- [PROBLEM REQUIREMENTS] Work through the entries below line by line and give the number of lines with the string "thumbs", nothing else.

(Website and app data records)
————————

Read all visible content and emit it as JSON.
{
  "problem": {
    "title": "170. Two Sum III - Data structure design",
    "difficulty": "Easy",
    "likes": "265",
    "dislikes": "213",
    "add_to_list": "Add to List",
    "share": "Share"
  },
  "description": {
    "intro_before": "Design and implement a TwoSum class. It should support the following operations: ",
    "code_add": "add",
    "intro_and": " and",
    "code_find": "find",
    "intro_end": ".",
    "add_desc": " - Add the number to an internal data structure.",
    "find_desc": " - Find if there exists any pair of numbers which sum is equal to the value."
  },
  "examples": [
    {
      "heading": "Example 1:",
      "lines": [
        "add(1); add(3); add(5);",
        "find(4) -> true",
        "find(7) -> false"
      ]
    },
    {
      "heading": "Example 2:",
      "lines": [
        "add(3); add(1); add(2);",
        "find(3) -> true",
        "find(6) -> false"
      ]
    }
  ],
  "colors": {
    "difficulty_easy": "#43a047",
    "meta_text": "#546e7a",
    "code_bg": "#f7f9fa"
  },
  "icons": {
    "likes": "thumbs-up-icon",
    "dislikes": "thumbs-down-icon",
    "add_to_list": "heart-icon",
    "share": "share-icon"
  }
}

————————

- [RESPONSE] 2